What the task asks: Tell how many lines of the data include the word "JSON". Nothing but the number belongs in the answer.

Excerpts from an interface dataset
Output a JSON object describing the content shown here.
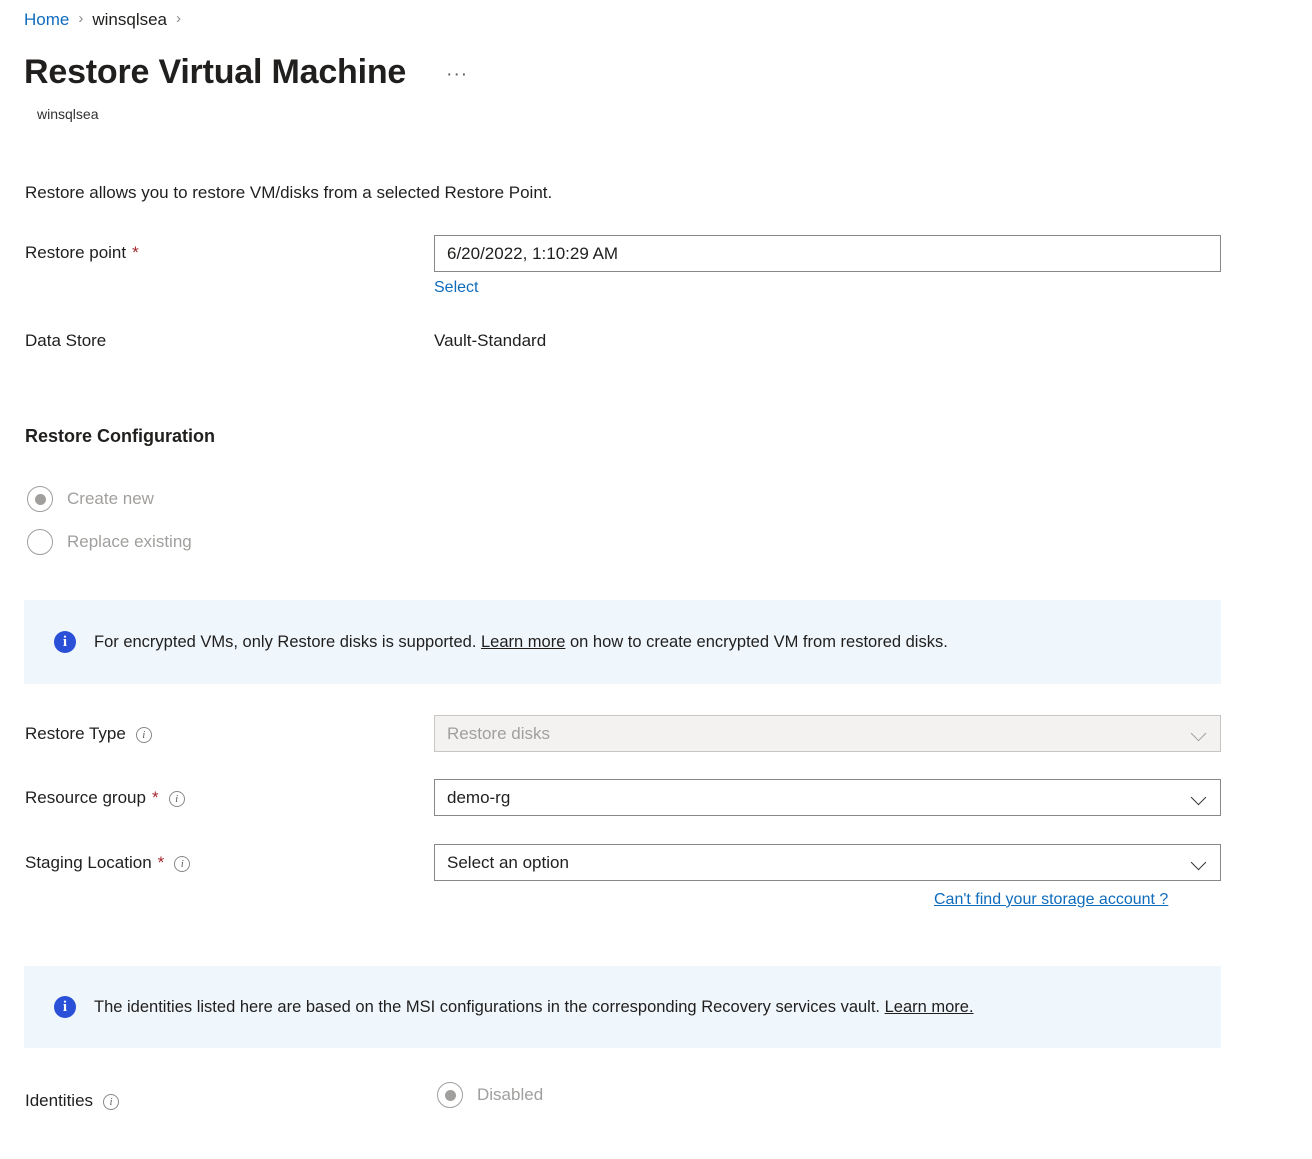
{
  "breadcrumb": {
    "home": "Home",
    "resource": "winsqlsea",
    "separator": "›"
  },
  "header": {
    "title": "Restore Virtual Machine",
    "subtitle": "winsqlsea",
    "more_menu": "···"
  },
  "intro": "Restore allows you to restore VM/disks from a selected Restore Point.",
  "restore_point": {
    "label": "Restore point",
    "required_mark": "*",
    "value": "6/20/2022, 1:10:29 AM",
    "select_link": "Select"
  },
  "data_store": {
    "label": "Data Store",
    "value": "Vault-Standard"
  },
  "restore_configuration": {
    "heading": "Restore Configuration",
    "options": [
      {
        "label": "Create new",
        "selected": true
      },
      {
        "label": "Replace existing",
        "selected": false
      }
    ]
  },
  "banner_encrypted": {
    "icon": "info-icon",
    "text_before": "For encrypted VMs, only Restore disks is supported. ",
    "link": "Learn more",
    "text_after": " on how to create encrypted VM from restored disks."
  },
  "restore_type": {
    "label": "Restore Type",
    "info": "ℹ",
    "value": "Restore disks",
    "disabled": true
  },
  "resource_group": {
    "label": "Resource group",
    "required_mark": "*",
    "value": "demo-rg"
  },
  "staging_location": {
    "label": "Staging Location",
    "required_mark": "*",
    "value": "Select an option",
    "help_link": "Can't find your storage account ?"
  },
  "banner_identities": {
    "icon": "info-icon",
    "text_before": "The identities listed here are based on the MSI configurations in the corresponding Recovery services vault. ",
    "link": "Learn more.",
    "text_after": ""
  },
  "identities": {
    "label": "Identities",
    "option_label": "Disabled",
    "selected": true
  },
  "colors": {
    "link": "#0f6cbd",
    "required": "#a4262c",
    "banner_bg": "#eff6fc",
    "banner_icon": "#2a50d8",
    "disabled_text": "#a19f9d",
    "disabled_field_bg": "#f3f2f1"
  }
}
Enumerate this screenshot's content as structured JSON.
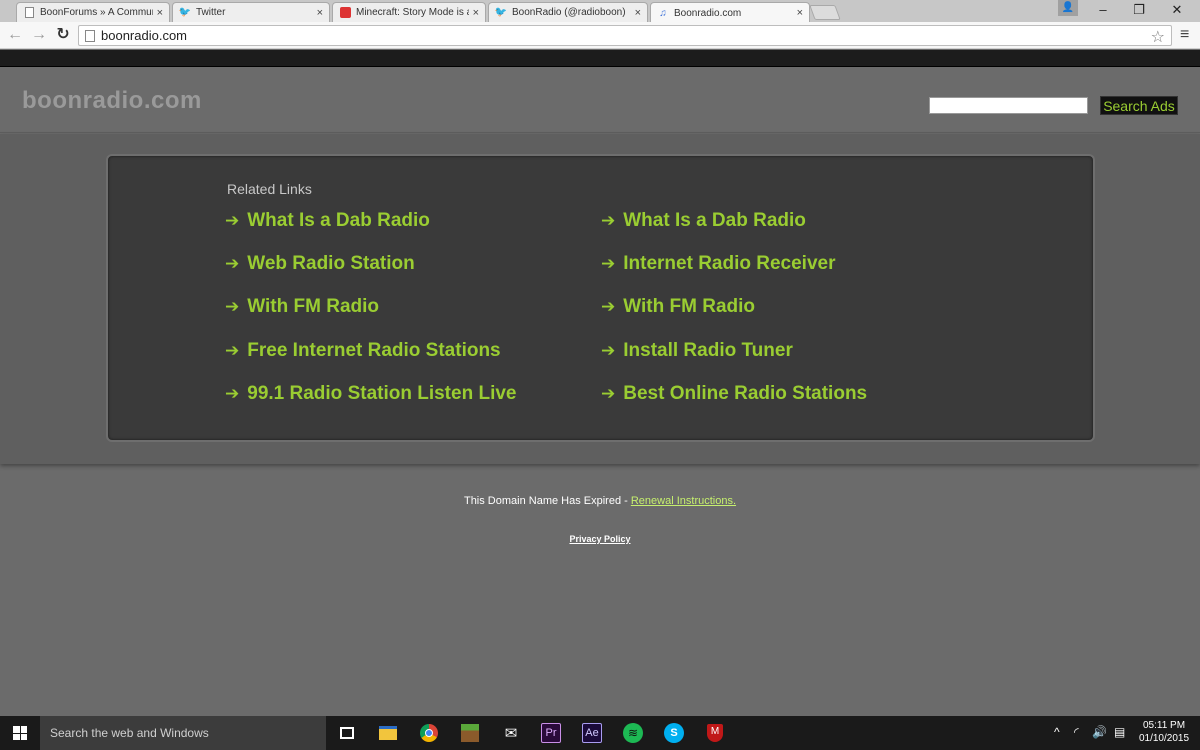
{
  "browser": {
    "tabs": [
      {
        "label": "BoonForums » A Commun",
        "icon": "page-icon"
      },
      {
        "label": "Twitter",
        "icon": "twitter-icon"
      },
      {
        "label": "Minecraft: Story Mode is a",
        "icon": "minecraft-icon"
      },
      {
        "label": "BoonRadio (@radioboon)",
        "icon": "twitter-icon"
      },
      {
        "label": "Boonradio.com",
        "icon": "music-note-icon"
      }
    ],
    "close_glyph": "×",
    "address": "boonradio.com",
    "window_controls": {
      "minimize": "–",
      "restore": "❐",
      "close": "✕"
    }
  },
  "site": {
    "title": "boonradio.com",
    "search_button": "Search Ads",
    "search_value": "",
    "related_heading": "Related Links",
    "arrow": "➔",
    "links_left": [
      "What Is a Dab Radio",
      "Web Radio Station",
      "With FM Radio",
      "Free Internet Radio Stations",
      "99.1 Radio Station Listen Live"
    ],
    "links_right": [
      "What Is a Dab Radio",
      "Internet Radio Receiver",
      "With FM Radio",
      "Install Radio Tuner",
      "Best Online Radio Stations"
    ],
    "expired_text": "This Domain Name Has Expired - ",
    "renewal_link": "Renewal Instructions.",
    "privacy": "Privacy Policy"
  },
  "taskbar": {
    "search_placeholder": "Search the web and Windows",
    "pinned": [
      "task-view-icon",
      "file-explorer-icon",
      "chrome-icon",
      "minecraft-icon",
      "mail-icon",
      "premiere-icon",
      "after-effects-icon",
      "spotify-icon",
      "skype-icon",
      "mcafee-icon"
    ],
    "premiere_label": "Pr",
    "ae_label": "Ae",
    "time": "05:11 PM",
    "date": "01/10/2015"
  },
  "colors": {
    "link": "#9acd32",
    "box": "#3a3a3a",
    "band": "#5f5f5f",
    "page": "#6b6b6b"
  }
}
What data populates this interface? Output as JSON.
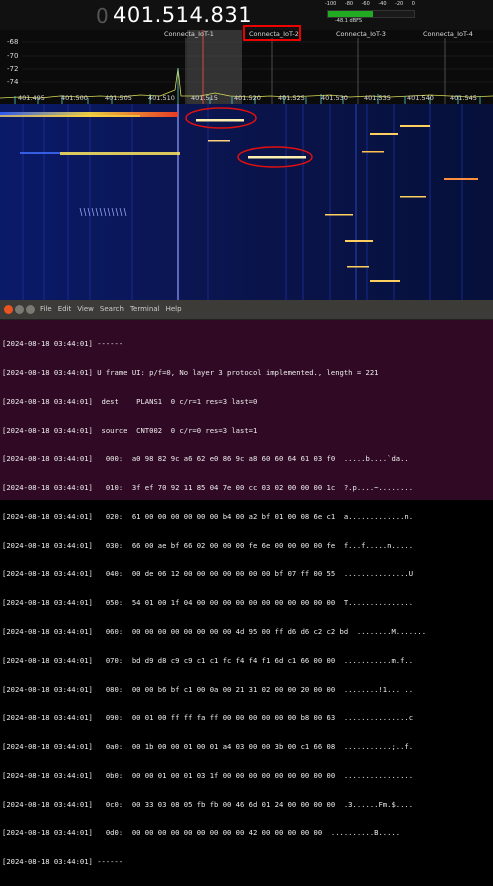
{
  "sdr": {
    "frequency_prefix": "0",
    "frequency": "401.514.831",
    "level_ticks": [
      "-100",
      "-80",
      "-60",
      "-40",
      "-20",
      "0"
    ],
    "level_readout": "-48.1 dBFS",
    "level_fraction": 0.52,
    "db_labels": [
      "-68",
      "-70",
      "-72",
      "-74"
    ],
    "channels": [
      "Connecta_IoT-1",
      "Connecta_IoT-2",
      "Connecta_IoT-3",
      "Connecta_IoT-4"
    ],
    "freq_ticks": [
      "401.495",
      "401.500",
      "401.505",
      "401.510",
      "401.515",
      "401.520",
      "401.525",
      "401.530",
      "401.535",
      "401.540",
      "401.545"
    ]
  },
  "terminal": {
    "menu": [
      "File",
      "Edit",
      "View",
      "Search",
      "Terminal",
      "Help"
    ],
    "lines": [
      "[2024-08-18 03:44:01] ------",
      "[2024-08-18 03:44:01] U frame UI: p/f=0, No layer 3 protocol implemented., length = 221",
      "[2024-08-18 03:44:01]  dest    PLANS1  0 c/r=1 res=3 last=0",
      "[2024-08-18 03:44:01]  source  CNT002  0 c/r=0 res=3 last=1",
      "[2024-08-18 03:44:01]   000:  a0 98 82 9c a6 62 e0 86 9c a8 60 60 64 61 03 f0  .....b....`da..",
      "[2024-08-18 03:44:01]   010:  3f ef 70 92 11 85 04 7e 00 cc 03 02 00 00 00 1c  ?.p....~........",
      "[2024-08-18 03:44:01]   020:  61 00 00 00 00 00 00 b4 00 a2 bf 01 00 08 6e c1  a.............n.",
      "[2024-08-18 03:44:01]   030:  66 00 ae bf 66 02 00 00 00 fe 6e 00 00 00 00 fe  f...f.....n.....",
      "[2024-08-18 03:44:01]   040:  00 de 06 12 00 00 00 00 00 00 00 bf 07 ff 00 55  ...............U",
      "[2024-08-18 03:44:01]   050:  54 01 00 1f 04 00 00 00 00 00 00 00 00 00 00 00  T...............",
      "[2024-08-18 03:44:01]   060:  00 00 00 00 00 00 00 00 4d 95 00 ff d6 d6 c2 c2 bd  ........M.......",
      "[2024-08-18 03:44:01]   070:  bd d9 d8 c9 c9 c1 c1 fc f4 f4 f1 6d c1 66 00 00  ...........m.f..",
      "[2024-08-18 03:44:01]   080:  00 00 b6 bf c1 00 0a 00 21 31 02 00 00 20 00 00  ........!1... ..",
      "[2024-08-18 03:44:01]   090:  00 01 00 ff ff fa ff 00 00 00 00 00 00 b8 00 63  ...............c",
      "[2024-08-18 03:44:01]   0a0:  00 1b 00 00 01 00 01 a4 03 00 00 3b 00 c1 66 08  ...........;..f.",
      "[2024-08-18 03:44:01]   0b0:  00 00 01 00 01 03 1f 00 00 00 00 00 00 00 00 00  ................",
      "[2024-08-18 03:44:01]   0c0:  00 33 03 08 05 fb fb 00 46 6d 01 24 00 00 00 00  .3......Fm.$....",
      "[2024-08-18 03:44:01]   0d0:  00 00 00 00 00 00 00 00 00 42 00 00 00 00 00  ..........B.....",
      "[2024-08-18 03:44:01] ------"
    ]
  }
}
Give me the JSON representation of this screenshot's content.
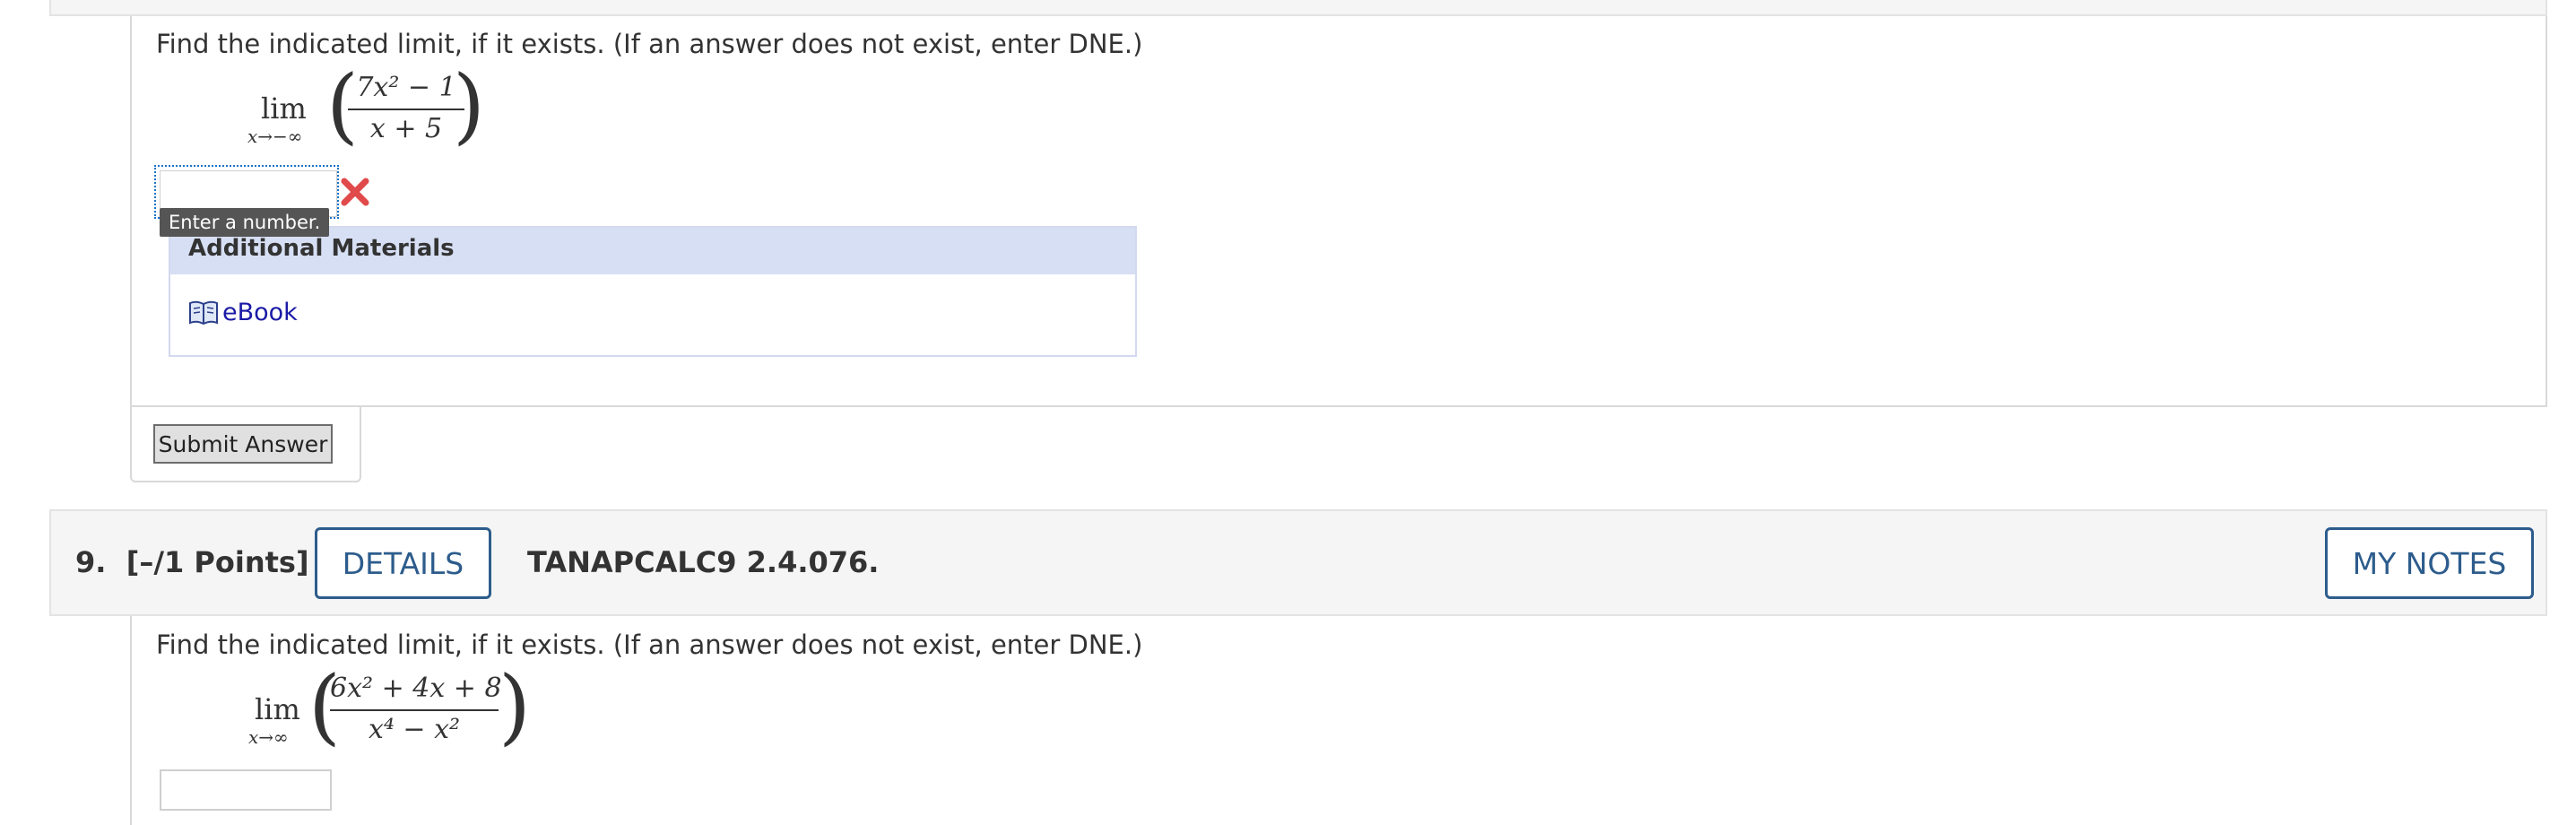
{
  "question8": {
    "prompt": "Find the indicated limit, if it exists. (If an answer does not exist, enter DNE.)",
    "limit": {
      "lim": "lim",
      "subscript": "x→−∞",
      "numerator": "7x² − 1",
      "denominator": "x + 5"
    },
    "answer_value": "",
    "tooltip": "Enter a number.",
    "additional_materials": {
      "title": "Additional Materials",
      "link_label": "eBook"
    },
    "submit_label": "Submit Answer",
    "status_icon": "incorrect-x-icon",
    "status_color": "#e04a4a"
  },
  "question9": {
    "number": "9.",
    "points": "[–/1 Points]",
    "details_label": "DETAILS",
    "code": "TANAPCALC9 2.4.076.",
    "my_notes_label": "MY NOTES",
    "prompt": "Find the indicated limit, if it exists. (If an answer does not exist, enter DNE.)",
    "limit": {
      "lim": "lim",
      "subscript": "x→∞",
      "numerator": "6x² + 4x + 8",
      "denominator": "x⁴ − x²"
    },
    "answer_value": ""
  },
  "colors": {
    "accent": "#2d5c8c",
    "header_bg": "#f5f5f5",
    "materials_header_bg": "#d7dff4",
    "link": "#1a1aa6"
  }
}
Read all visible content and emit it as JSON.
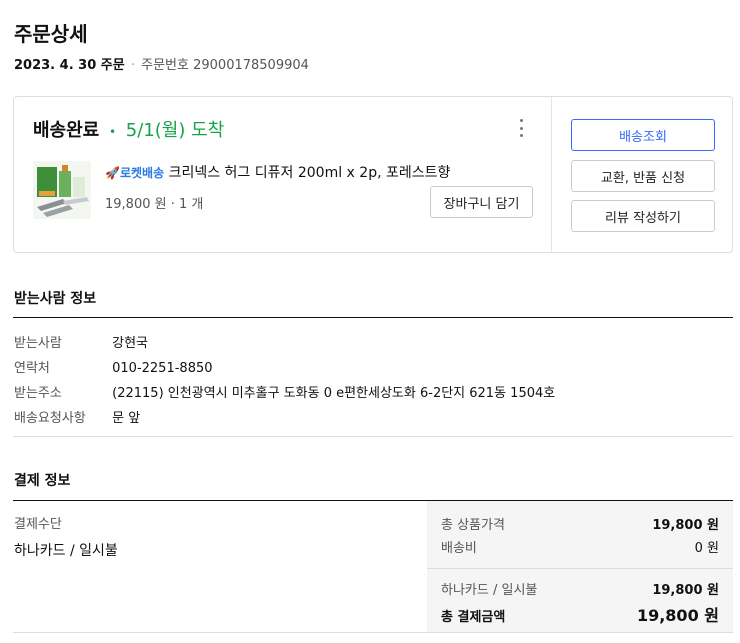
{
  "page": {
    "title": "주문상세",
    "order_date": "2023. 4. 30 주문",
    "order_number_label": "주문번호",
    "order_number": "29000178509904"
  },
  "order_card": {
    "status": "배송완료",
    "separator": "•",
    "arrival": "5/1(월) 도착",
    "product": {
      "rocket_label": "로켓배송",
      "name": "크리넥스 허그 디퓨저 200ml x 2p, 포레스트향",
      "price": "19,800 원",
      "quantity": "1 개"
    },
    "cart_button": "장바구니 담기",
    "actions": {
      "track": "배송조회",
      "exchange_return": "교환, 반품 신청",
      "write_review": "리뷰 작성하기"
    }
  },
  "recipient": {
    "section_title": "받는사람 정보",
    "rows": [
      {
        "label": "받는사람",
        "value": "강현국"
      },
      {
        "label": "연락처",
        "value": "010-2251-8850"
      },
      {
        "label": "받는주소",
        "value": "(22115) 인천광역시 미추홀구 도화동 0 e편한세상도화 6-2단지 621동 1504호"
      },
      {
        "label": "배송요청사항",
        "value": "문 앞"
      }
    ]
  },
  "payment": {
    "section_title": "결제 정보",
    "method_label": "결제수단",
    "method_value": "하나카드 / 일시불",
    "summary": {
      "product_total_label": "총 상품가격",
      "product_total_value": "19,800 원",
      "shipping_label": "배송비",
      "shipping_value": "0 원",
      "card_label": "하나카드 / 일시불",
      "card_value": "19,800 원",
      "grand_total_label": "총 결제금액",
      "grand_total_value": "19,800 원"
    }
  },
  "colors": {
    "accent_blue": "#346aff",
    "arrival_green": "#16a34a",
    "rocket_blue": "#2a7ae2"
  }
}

Answer space: 5